Scan the records below and report how many lines include the string "JSON"; the number alone will do.

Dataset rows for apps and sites
○ ○ ○ ○ ○ ○ ○

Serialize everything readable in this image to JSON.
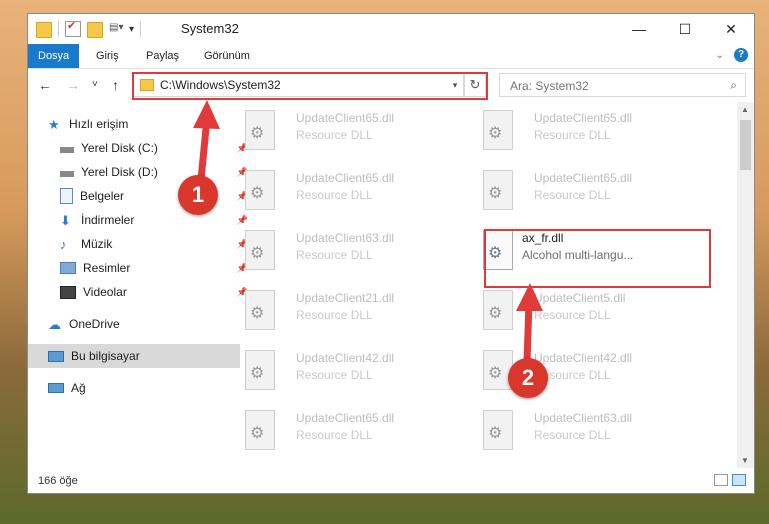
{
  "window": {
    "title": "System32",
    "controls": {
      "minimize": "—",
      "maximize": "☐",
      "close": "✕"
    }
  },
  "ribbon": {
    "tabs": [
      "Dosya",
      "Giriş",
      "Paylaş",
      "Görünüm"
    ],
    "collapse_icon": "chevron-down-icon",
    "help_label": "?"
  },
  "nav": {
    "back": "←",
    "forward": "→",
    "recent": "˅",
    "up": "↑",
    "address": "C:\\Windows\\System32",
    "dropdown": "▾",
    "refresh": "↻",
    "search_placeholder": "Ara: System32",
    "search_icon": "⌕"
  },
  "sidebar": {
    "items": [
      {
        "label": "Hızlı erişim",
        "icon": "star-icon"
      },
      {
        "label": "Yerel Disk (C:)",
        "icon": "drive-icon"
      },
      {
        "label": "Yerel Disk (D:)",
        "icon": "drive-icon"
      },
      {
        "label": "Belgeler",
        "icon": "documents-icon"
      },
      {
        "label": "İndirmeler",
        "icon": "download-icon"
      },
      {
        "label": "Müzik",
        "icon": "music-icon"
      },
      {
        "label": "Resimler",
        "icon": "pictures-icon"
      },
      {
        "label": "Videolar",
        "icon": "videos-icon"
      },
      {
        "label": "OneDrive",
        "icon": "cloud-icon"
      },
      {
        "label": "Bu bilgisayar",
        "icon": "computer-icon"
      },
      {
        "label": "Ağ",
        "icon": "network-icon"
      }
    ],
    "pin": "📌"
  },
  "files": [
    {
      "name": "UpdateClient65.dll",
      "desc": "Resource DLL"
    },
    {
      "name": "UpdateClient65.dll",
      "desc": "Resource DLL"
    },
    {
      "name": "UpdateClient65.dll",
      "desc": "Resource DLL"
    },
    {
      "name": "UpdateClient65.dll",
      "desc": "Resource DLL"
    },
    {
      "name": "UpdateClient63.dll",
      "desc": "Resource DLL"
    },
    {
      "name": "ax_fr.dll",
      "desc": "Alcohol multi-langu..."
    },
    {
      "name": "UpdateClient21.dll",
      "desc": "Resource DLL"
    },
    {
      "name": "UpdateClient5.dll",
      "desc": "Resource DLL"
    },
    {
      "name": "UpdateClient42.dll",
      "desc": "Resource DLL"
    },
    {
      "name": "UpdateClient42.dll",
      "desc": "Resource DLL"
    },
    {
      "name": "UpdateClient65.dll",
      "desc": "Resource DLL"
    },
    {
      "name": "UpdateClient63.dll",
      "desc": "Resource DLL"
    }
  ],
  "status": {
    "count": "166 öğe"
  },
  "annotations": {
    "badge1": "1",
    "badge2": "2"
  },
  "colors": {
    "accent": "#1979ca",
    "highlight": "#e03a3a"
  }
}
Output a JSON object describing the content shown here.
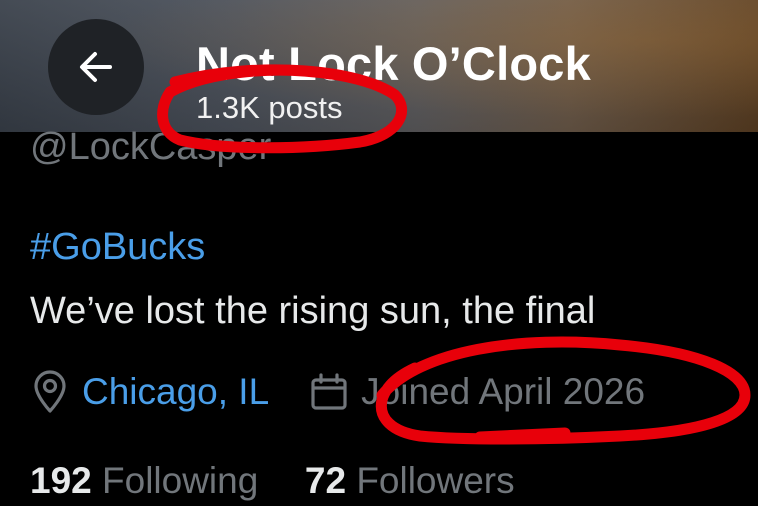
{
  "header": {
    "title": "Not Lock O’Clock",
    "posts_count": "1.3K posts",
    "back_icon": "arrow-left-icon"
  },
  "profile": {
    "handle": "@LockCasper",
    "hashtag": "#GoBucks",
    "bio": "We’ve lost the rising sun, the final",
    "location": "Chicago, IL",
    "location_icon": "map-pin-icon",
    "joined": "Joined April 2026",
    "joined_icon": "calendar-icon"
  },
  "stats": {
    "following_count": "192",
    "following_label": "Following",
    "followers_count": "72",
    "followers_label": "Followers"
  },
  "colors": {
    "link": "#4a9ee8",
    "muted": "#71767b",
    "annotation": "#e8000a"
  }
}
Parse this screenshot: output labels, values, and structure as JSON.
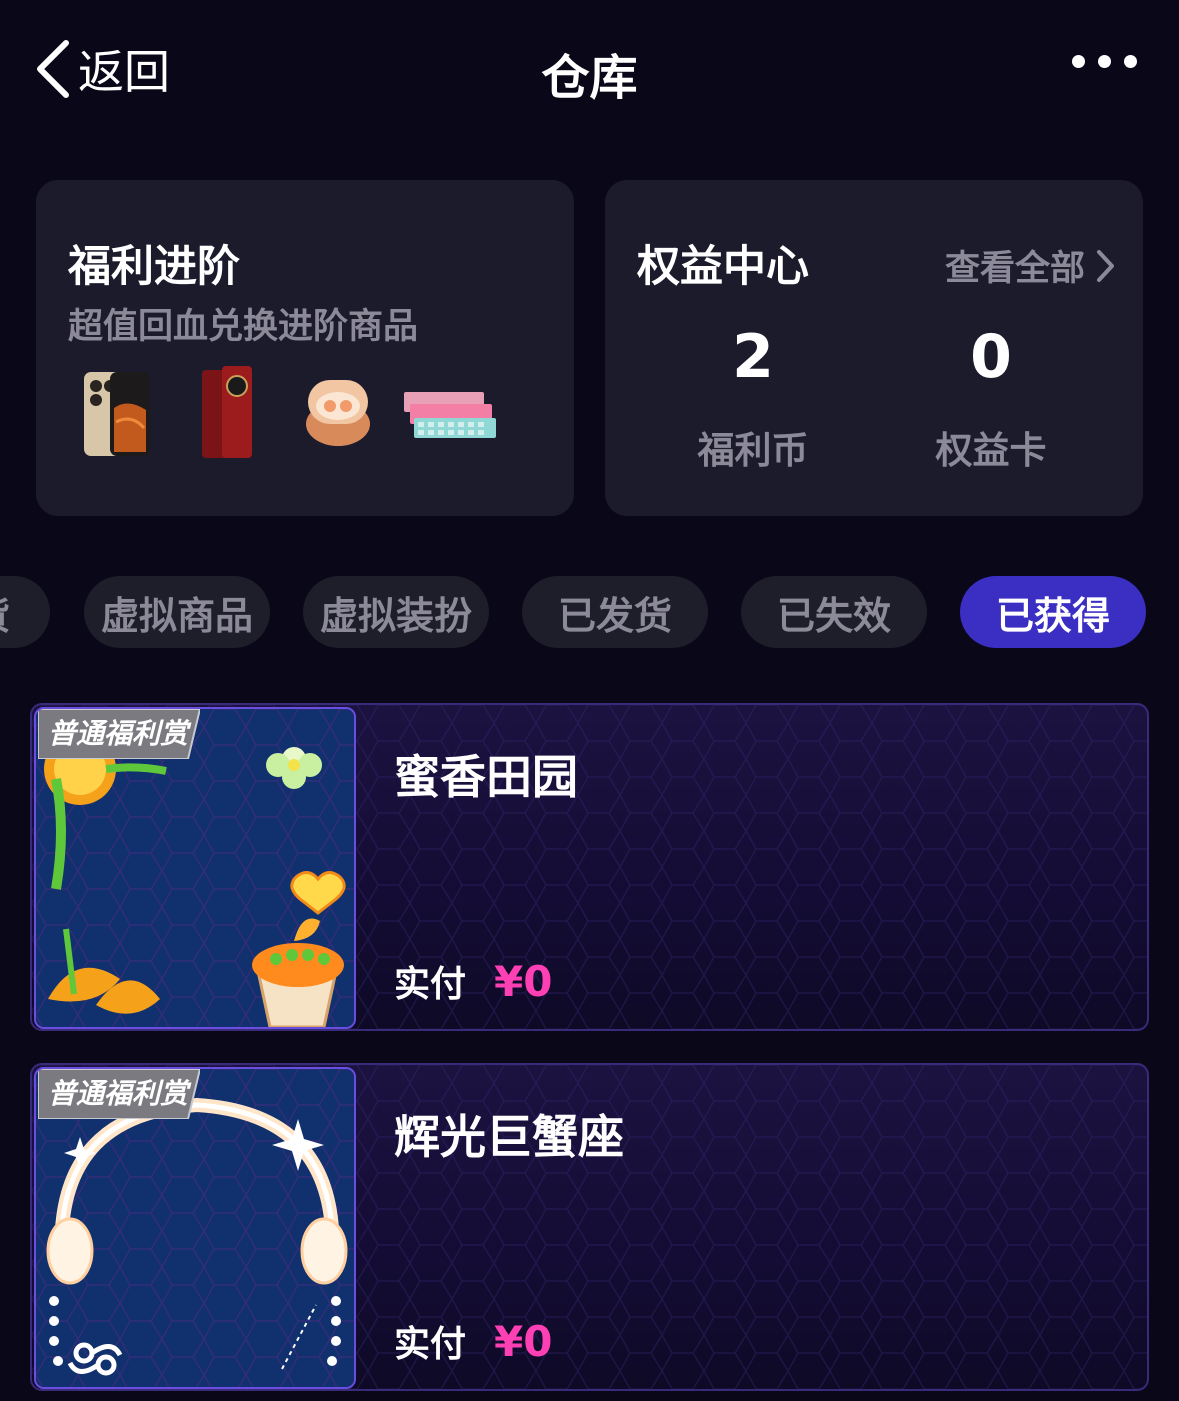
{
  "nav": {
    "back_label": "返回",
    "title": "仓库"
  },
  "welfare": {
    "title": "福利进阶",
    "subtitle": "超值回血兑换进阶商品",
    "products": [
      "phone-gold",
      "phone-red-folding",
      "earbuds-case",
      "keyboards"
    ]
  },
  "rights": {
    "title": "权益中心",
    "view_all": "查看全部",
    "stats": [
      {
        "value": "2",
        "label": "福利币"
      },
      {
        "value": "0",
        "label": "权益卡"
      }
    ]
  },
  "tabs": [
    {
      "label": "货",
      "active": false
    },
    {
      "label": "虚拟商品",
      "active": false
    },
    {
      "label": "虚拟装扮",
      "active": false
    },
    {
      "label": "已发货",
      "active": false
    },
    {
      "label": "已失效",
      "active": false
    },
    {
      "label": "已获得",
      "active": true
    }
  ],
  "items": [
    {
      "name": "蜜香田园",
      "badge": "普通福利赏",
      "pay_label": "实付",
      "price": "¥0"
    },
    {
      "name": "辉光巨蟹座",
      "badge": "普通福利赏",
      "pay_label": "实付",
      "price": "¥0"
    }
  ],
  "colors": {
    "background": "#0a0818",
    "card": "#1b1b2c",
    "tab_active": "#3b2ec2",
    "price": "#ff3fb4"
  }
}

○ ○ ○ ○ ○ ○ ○

# Solution to the problem:
3